• About this exercise: Hand back each record exactly as you find it.

(Element data from apps and pages)
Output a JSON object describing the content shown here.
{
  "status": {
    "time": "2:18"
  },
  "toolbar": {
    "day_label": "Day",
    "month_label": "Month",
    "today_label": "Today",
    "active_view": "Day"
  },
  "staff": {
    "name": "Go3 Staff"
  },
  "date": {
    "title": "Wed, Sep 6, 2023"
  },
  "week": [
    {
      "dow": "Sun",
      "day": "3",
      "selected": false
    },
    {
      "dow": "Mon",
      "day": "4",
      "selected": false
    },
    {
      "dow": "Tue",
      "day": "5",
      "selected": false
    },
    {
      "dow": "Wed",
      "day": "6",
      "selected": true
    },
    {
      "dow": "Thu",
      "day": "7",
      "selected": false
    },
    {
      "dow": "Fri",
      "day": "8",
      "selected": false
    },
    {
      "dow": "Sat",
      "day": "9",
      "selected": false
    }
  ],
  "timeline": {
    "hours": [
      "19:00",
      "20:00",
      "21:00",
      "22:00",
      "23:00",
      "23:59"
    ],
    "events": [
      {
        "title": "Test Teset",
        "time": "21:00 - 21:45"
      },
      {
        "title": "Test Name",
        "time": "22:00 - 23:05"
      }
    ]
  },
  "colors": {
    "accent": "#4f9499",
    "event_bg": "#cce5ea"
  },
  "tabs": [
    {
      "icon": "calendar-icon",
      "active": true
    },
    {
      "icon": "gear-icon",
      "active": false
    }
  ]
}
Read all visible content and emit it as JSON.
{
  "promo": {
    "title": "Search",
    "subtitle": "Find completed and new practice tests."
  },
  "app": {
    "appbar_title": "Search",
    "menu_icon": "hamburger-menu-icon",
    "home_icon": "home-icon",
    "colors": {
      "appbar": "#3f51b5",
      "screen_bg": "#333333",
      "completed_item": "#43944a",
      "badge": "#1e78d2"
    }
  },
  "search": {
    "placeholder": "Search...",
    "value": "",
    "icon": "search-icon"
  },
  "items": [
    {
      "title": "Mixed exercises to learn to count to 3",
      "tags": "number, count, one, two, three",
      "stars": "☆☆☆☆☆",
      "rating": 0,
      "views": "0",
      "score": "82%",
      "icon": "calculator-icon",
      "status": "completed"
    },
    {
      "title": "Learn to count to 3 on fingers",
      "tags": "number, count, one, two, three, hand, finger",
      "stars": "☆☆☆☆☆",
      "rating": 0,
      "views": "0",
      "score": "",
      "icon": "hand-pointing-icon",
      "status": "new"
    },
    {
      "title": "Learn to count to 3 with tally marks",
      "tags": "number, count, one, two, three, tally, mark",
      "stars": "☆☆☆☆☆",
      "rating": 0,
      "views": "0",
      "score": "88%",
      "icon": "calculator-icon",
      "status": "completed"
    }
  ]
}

• Your solution:
Output a JSON object describing the content shown here.
{
  "status": {
    "time": "2:18"
  },
  "toolbar": {
    "day_label": "Day",
    "month_label": "Month",
    "today_label": "Today",
    "active_view": "Day"
  },
  "staff": {
    "name": "Go3 Staff"
  },
  "date": {
    "title": "Wed, Sep 6, 2023"
  },
  "week": [
    {
      "dow": "Sun",
      "day": "3",
      "selected": false
    },
    {
      "dow": "Mon",
      "day": "4",
      "selected": false
    },
    {
      "dow": "Tue",
      "day": "5",
      "selected": false
    },
    {
      "dow": "Wed",
      "day": "6",
      "selected": true
    },
    {
      "dow": "Thu",
      "day": "7",
      "selected": false
    },
    {
      "dow": "Fri",
      "day": "8",
      "selected": false
    },
    {
      "dow": "Sat",
      "day": "9",
      "selected": false
    }
  ],
  "timeline": {
    "hours": [
      "19:00",
      "20:00",
      "21:00",
      "22:00",
      "23:00",
      "23:59"
    ],
    "events": [
      {
        "title": "Test Teset",
        "time": "21:00 - 21:45"
      },
      {
        "title": "Test Name",
        "time": "22:00 - 23:05"
      }
    ]
  },
  "colors": {
    "accent": "#4f9499",
    "event_bg": "#cce5ea"
  },
  "tabs": [
    {
      "icon": "calendar-icon",
      "active": true
    },
    {
      "icon": "gear-icon",
      "active": false
    }
  ]
}
Read all visible content and emit it as JSON.
{
  "promo": {
    "title": "Search",
    "subtitle": "Find completed and new practice tests."
  },
  "app": {
    "appbar_title": "Search",
    "menu_icon": "hamburger-menu-icon",
    "home_icon": "home-icon",
    "colors": {
      "appbar": "#3f51b5",
      "screen_bg": "#333333",
      "completed_item": "#43944a",
      "badge": "#1e78d2"
    }
  },
  "search": {
    "placeholder": "Search...",
    "value": "",
    "icon": "search-icon"
  },
  "items": [
    {
      "title": "Mixed exercises to learn to count to 3",
      "tags": "number, count, one, two, three",
      "stars": "☆☆☆☆☆",
      "rating": 0,
      "views": "0",
      "score": "82%",
      "icon": "calculator-icon",
      "status": "completed"
    },
    {
      "title": "Learn to count to 3 on fingers",
      "tags": "number, count, one, two, three, hand, finger",
      "stars": "☆☆☆☆☆",
      "rating": 0,
      "views": "0",
      "score": "",
      "icon": "hand-pointing-icon",
      "status": "new"
    },
    {
      "title": "Learn to count to 3 with tally marks",
      "tags": "number, count, one, two, three, tally, mark",
      "stars": "☆☆☆☆☆",
      "rating": 0,
      "views": "0",
      "score": "88%",
      "icon": "calculator-icon",
      "status": "completed"
    }
  ]
}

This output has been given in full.